Well, this is awkward for Pope Francis.
As he continues his trip to Ireland while the world remains infuriated by the revelations of child sexual abuse and cover-up by Church leaders in Pennsylvania, Italian Archbishop Carlo Maria Viganò (below), a former Vatican ambassador to the United States, has released an 11-page letter claiming that the pope knew about abuse allegations against former Cardinal Theodore McCarrick and did nothing about it.
Viganò says he knows this because he personally informed Pope Francis about the charges against McCarrick in 2013, only to see the pope repeal sanctions placed upon McCarrick by his predecessor Pope Benedict XVI.
Viganò calls on Pope Francis to resign along with everyone else who took part in the cover-up, including Cardinal Donald Wuerl in Washington, D.C.
“In this extremely dramatic moment for the universal Church, he must acknowledge his mistakes and, in keeping with the proclaimed principle of zero tolerance, Pope Francis must be the first to set a good example to Cardinals and Bishops who covered up McCarrick’s abuses and resign along with all of them,” he wrote.
Viganò also asserts that Cardinal Donald Wuerl of Washington, D.C., knew about the accusations against McCarrick, saying “I myself brought up the subject with Cardinal Wuerl on several occasions” and asserting that “the Cardinal lies shamelessly.”
Wuerl has repeatedly said he knew nothing about the allegations against McCarrick.
Before you get on the Viganò train, though, there are a few things you should know about him.
First, Viganò has been accused of putting a stop to “an independent investigation in 2014 into sexual and possible criminal misconduct by Archbishop John C. Nienstedt of St. Paul and Minneapolis.” He was also accused of ordering Church officials to destroy a letter they wrote opposing his decision.

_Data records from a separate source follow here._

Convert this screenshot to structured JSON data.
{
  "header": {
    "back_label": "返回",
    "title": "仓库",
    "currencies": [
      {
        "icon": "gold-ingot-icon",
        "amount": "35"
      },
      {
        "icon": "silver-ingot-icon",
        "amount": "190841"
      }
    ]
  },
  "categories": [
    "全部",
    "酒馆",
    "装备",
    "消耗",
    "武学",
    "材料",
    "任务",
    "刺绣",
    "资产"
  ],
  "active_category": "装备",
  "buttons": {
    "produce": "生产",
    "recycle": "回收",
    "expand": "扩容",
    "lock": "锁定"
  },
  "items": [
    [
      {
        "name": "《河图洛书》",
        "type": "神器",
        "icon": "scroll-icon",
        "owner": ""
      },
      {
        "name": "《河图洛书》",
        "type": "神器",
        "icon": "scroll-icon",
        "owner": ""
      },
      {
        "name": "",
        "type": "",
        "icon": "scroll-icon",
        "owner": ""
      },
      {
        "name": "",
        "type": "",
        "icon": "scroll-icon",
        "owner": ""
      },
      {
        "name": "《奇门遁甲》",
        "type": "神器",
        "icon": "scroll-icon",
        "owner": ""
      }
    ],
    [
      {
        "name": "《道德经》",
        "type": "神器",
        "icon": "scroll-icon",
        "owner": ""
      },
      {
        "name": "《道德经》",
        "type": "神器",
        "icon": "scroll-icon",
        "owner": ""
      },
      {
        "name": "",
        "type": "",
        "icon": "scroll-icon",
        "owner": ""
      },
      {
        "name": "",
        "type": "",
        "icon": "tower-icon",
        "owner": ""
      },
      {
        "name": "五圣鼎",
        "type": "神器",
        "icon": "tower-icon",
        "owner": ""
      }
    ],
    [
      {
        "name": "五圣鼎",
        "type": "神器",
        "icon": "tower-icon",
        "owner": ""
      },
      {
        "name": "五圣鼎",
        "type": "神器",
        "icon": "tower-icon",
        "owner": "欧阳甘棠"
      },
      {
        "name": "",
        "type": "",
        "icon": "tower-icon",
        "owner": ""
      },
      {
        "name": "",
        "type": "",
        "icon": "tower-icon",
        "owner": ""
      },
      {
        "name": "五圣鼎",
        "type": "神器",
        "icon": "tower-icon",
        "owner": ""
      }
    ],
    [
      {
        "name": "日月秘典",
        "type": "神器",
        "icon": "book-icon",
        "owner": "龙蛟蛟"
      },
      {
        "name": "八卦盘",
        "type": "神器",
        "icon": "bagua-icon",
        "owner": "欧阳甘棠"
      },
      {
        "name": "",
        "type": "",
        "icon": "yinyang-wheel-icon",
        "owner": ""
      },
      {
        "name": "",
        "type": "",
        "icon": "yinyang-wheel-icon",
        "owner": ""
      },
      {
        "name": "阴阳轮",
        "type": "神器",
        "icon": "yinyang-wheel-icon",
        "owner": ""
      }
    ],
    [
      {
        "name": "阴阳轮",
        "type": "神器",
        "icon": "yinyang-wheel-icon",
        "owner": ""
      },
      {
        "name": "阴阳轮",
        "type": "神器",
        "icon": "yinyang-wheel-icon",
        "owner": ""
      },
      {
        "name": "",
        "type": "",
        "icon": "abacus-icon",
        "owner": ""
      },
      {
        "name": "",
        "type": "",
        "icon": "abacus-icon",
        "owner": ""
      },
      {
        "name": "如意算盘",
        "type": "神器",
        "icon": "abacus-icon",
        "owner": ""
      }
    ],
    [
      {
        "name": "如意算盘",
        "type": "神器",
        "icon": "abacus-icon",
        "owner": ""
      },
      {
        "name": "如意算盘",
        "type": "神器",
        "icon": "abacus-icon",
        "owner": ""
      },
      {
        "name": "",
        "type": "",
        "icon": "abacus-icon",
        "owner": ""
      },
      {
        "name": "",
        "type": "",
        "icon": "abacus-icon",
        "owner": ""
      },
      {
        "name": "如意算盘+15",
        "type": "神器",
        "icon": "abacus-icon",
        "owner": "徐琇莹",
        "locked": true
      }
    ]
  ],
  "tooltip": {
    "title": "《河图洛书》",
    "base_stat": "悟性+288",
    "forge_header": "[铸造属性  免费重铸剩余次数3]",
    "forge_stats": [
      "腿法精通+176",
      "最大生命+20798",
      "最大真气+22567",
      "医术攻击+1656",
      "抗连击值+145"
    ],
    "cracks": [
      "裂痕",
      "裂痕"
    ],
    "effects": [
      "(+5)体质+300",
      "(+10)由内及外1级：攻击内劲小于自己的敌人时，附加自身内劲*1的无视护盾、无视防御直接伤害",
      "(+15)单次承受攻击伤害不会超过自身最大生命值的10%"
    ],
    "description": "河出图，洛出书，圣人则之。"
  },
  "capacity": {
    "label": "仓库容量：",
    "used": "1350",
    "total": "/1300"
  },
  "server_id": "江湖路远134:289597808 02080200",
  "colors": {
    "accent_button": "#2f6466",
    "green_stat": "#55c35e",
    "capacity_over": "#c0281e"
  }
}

Also, remember when Kentucky County Clerk Kim Davis, who refused to sign a marriage license for a same-sex couple, met with the pope during his U.S. visit a few years ago? (It caused all kinds of controversy that Pope Who Am I To Judge wanted no part of.) Viganò was the guy who arranged the meeting, and it arguably contributed to the Vatican’s decision to relieve him of his position.
Viganò hates that idea, because he really does think homosexuality is to blame for the abuse. And he hates how McCarrick and Wuerl were instrumental in Cupich’s appointment, evidence Viganò uses against the two accused men.
The appointments of Blase Cupich to Chicago and Joseph W. Tobin to Newark were orchestrated by McCarrick, Maradiaga and Wuerl, united by a wicked pact of abuses by the first, and at least of coverup of abuses by the other two. Their names were not among those presented by the Nunciature for Chicago and Newark.
Regarding Cupich, one cannot fail to note his ostentatious arrogance, and the insolence with which he denies the evidence that is now obvious to all: that 80% of the abuses found were committed against young adults by homosexuals who were in a relationship of authority over their victims.
Viganò wants to be the hero in this story, but his anti-gay bigotry isn’t even subtle and his own history suggests complicity with abuse. That’s ironic given how he closes the letter:
Francis is abdicating the mandate which Christ gave to Peter to confirm the brethren. Indeed, by his action he has divided them, led them into error, and encouraged the wolves to continue to tear apart the sheep of Christ’s flock.
That’s what he wrote before calling on the pope to step down.
It’s never good when the man who says the pope must resign for ruining the Catholic Church is also guilty of helping destroy the Church’s reputation through outdated slander, a celebration of bigotry, and stifling investigations.
He’s not necessarily the ideal guy to have on your side.
Sure, the pope should resign, but Viganò isn’t blameless either.